HOW TO : Load/Stress test a Linux based server

We ran into an issue at work recently, which prompted us to do some performance testing on some of our Linux servers. The requirement was to stress test the key components of the server (CPU, RAM, HDD, Network) and prove that different servers with the same configuration were capable of performing identically. Pretty simple right :).. The challenge was to find tools that could be run to stress test each of the components. There were a lot of tools for CPU and memory (RAM) testing, but not a lot for network and hard drive (HDD) testing. After searching high and low, we found a couple of tools, that I wanted to document here for future reference.

HDD Testing :

I found a pretty interesting tool called Iozone written by William Norcott (Oracle) and Don Capps. You can get the source code and builds for major OSs at . Despite installing the program using RPM, we were not able to  run the program without specifying the complete path.

There are a ton of options for the program, but the easiest method to run it was in automated mode with the output going to an Excel spreadsheet (more like a glorified CSV file 🙂 ). Here is the command we used

/opt/iozone/bin/iozone -a -Rb output_excel_file.xls

The “-a” is to tell the program in automated mode and the “-Rb” is to tell the program to format the output in Excel format. And you can then go ahead and open the spreadsheet in Excel and create 3D graphs to check and compare the output.

Network Testing :

Most of the information out there in terms of testing the network stack of a machine is either to copy large files over a network share or via FTP. We didn’t find that was enough to really max out a Gigport since there were protocol limitations that didn’t allow us to saturate the network port. After some searching, we stumbled across a tool called “ettcp” on Sourceforge. ettcp itself is an offshoot of ttcp. ttcp (stands for test tcp) was created to test network performance between two nodes. I couldn’t find any place to download ttcp itself, but you can download ettcp at

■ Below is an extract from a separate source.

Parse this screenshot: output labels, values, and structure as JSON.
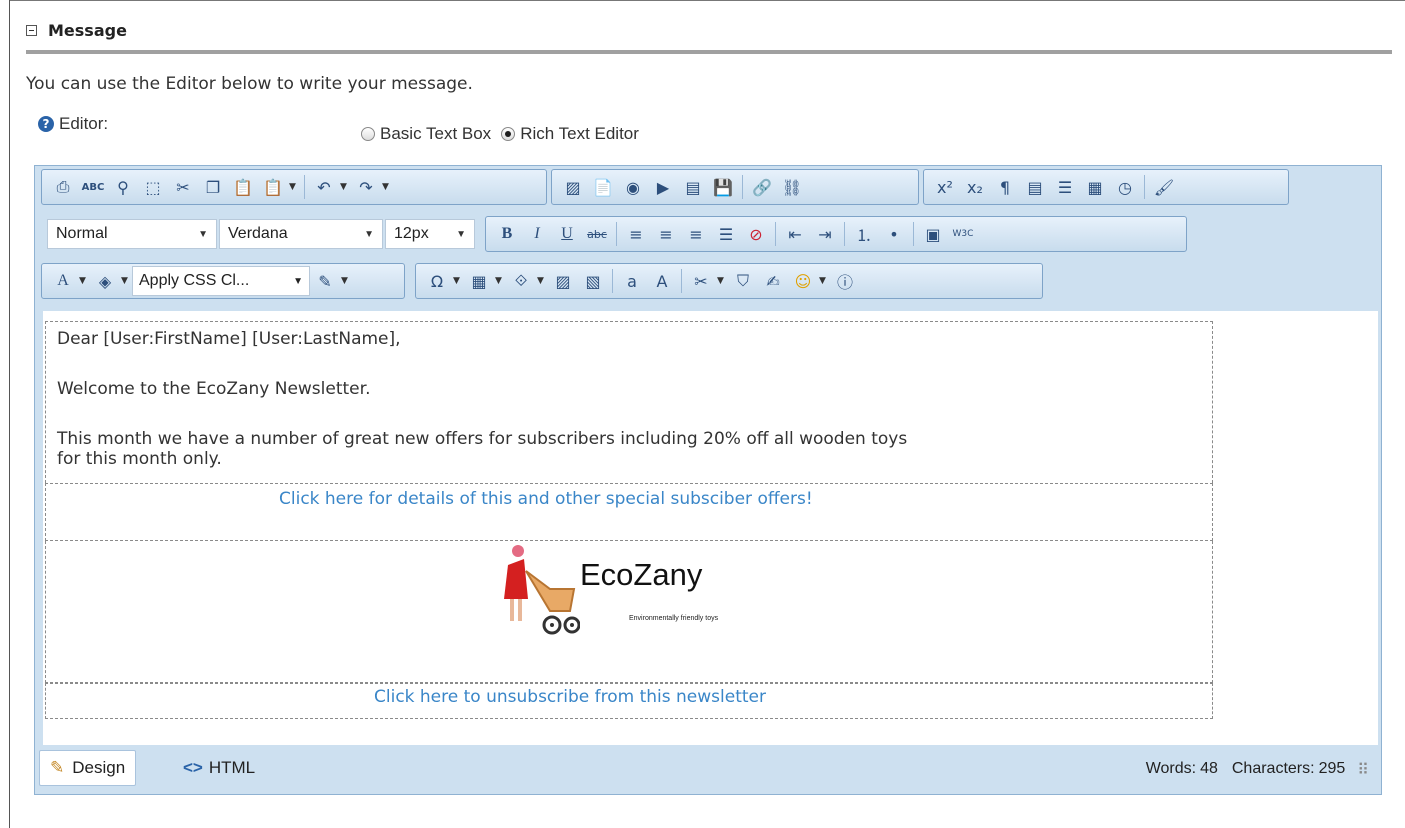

We used a server, to act as a common receiver for all the servers we intended to do a performance test on. Here are the commands we used to run the test

RECEIVER (Common Server)
./ettcp -r -s -f M

The options are

  • “-r” for designating the machine as receiver
  • “-f M” for showing the output in Mega Bytes.

TRANSMITTER (Test Servers)
./ettcp -t -s receiver_hostname -n 10000000 -f M

the options are

  • “-t” for designating the machine as transmitter
  • “-s receiver_hostname” to define the receiver
  • “-n” to define the number of packets to send to the receiver